A word-for-word repeat of the records below is what this calls for.

· · · · ·

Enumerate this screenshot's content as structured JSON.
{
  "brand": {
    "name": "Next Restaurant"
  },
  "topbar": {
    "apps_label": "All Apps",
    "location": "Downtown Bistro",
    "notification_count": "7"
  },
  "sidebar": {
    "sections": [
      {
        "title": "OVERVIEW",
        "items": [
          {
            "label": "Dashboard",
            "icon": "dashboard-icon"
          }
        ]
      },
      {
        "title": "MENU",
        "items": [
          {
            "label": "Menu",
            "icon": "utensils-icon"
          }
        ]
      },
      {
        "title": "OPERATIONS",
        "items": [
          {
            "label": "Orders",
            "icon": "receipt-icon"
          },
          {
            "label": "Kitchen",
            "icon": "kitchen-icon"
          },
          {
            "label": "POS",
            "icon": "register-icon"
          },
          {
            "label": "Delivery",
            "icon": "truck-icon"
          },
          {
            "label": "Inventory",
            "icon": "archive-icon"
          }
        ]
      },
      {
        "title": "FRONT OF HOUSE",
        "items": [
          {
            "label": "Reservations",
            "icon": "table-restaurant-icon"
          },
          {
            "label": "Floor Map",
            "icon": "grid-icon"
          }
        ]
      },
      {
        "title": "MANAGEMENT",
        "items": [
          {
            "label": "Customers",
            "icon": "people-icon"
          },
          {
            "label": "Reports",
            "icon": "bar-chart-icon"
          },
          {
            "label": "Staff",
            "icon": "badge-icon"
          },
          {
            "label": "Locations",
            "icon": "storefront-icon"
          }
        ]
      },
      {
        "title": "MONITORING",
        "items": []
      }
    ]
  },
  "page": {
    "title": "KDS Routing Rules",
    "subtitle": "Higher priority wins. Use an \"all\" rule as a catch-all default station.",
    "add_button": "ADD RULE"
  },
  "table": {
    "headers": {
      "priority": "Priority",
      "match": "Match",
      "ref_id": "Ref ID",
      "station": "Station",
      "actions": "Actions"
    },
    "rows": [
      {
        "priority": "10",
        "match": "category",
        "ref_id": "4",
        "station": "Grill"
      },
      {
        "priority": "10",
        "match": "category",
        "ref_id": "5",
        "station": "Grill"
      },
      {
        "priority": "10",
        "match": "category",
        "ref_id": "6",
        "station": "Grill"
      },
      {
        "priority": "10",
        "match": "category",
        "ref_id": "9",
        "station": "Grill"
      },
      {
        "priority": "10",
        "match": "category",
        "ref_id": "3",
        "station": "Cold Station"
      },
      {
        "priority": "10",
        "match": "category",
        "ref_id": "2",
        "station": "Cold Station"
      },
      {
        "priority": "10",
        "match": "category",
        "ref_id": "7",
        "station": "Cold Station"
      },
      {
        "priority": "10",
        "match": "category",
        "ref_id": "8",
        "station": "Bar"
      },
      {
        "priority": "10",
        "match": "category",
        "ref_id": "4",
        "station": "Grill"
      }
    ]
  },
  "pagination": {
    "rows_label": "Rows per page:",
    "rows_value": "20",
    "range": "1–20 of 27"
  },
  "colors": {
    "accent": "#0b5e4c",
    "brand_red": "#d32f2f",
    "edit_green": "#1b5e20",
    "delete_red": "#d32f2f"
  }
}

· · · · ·

Expected output:
Enumerate this screenshot's content as structured JSON.
{
  "brand": {
    "name": "Next Restaurant"
  },
  "topbar": {
    "apps_label": "All Apps",
    "location": "Downtown Bistro",
    "notification_count": "7"
  },
  "sidebar": {
    "sections": [
      {
        "title": "OVERVIEW",
        "items": [
          {
            "label": "Dashboard",
            "icon": "dashboard-icon"
          }
        ]
      },
      {
        "title": "MENU",
        "items": [
          {
            "label": "Menu",
            "icon": "utensils-icon"
          }
        ]
      },
      {
        "title": "OPERATIONS",
        "items": [
          {
            "label": "Orders",
            "icon": "receipt-icon"
          },
          {
            "label": "Kitchen",
            "icon": "kitchen-icon"
          },
          {
            "label": "POS",
            "icon": "register-icon"
          },
          {
            "label": "Delivery",
            "icon": "truck-icon"
          },
          {
            "label": "Inventory",
            "icon": "archive-icon"
          }
        ]
      },
      {
        "title": "FRONT OF HOUSE",
        "items": [
          {
            "label": "Reservations",
            "icon": "table-restaurant-icon"
          },
          {
            "label": "Floor Map",
            "icon": "grid-icon"
          }
        ]
      },
      {
        "title": "MANAGEMENT",
        "items": [
          {
            "label": "Customers",
            "icon": "people-icon"
          },
          {
            "label": "Reports",
            "icon": "bar-chart-icon"
          },
          {
            "label": "Staff",
            "icon": "badge-icon"
          },
          {
            "label": "Locations",
            "icon": "storefront-icon"
          }
        ]
      },
      {
        "title": "MONITORING",
        "items": []
      }
    ]
  },
  "page": {
    "title": "KDS Routing Rules",
    "subtitle": "Higher priority wins. Use an \"all\" rule as a catch-all default station.",
    "add_button": "ADD RULE"
  },
  "table": {
    "headers": {
      "priority": "Priority",
      "match": "Match",
      "ref_id": "Ref ID",
      "station": "Station",
      "actions": "Actions"
    },
    "rows": [
      {
        "priority": "10",
        "match": "category",
        "ref_id": "4",
        "station": "Grill"
      },
      {
        "priority": "10",
        "match": "category",
        "ref_id": "5",
        "station": "Grill"
      },
      {
        "priority": "10",
        "match": "category",
        "ref_id": "6",
        "station": "Grill"
      },
      {
        "priority": "10",
        "match": "category",
        "ref_id": "9",
        "station": "Grill"
      },
      {
        "priority": "10",
        "match": "category",
        "ref_id": "3",
        "station": "Cold Station"
      },
      {
        "priority": "10",
        "match": "category",
        "ref_id": "2",
        "station": "Cold Station"
      },
      {
        "priority": "10",
        "match": "category",
        "ref_id": "7",
        "station": "Cold Station"
      },
      {
        "priority": "10",
        "match": "category",
        "ref_id": "8",
        "station": "Bar"
      },
      {
        "priority": "10",
        "match": "category",
        "ref_id": "4",
        "station": "Grill"
      }
    ]
  },
  "pagination": {
    "rows_label": "Rows per page:",
    "rows_value": "20",
    "range": "1–20 of 27"
  },
  "colors": {
    "accent": "#0b5e4c",
    "brand_red": "#d32f2f",
    "edit_green": "#1b5e20",
    "delete_red": "#d32f2f"
  }
}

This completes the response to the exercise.